Poliakoff has turned back quite a lot in his recent drama and it's often been to this period – a lull between catastrophes during which it was possible to believe that another catastrophe would never come. But Poliakoff also likes the intersections between tectonic plates, places where the continents grind and slip one another, and the nightclubs of the Thirties are ideal for that. Among other things (a lot of them in fact), Dancing on the Edge is a drama about social wanderlust – poor people longing to get rich and rich people who suspect that poor people might actually be having a better time than they are.
Stanley arranges a residency at a London hotel for Louis and his band, an arrangement that begins unpromisingly. Both guests and management are dubious about the music, even more so about the black musicians. But after they've added some singers to the line-up they start to acquire influential fans. A junior royal drops in one night and signals his approval. And an impulsive American millionaire, Masterson (played by John Goodman), takes them up as a new toy. A substantial chunk of last night's opening episode was taken up with one of those slightly fantastical idylls that Poliakoff is fond of – an extended "picnic" on a private train, full of insinuation, sexual possibility and odd, suspended moments of beauty.

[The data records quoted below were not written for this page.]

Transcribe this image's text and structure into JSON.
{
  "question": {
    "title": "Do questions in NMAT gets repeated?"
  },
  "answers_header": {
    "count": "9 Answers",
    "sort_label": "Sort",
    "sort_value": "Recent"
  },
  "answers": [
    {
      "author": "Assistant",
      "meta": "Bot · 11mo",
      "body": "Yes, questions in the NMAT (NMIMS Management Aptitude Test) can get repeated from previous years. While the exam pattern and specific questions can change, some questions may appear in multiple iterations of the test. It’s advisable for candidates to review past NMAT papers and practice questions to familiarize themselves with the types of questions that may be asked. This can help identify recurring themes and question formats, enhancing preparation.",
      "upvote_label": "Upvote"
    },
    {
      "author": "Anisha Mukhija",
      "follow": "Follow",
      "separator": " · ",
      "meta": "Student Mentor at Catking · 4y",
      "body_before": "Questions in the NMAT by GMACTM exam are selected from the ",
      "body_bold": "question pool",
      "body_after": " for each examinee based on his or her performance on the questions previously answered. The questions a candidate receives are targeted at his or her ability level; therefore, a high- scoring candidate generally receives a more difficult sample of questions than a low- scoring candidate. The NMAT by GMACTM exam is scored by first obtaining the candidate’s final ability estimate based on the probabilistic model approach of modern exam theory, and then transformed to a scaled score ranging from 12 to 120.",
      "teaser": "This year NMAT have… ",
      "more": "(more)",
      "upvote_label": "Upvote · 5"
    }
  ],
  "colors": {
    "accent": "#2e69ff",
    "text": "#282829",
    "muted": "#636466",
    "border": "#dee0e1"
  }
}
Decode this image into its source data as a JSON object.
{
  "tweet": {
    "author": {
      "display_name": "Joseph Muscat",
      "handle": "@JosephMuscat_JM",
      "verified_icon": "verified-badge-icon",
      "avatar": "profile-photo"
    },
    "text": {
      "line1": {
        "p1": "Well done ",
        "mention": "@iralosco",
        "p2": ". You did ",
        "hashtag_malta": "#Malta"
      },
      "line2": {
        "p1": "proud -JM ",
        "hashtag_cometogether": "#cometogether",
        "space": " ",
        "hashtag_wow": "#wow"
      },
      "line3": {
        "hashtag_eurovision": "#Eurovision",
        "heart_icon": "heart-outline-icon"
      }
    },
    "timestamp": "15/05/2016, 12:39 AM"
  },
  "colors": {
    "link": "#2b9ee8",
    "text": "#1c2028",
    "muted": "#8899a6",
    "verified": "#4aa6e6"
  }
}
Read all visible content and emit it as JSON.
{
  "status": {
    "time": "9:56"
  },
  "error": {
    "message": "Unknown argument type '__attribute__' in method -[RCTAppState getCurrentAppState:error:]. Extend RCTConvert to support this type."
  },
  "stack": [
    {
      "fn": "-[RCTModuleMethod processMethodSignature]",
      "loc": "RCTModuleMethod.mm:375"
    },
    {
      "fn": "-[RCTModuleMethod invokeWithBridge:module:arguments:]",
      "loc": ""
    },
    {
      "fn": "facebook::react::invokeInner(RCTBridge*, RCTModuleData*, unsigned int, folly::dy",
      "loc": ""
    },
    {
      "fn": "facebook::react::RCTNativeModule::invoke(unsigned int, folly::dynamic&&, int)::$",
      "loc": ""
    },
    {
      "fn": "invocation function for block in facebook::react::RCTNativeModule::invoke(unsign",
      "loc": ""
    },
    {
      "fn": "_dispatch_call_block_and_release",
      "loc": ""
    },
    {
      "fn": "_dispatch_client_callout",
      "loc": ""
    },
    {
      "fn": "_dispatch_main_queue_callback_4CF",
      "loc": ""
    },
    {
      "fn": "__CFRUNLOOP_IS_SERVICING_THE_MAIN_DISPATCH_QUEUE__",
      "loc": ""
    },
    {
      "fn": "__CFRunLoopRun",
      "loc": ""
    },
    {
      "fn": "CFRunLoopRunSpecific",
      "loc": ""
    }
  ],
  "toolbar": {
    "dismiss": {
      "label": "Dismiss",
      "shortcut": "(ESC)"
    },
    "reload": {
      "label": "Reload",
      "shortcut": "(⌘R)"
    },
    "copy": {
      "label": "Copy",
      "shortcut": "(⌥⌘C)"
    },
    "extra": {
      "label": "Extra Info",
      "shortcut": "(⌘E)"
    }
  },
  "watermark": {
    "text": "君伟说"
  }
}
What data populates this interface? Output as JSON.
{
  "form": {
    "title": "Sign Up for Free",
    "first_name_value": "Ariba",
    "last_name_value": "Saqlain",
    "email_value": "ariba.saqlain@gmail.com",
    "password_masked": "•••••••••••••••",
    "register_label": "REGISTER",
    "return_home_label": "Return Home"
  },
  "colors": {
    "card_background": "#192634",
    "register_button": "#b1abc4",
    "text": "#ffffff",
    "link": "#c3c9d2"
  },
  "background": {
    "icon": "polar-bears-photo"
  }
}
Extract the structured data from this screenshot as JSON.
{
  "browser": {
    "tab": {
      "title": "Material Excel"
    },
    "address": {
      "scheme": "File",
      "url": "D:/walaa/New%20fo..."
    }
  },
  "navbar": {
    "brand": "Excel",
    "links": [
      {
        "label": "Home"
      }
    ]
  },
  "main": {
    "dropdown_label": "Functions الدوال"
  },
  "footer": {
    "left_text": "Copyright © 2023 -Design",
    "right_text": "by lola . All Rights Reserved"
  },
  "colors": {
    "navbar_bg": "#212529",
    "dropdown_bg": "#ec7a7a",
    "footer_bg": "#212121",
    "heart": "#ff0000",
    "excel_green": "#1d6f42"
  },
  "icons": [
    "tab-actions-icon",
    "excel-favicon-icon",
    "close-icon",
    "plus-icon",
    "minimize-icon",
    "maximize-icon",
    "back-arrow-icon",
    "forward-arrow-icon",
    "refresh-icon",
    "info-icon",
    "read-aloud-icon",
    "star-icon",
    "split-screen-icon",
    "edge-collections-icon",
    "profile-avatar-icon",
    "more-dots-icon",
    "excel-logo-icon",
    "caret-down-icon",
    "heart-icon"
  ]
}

There's a lot to keep track of right now – what with racism, xenophobia, elite conspiracy and characters who are almost self-consciously enigmatic. But Chiwetel Ejiofor and Matthew Goode are excellent as Louis and Stanley, and it looks and sounds gorgeous. Possibly just a little too gorgeous in fact. Self-indulgence can actually be a good quality in a writer, since it allows him or her to get at things that a more strictly policed imagination might not. But it helps to have a stern editor as backstop, and Poliakoff's complete control here – as writer-director – means that some scenes have a glossy fashion-plate inertia to them, as if the drama has stopped in its tracks to admire just how marvellous it all looks. It may acquire a bit of needed briskness in tonight's hour-long episode, but this was easily seductive enough to make you want to check.
Being Eileen is a spin-off of Michael Wynne's Christmas drama Lapland, about a Merseyside family finding healing and reconciliation on a Christmas jolly. Now it's been more tightly focused on Sue Johnston's character, a widow wistfully hankering after some grander meaning in life. It's all right, I guess, if effortful implausibilities for comic effect aren't a deal-breaker for you. But I'm not quite sure why the spinning off was felt to be necessary.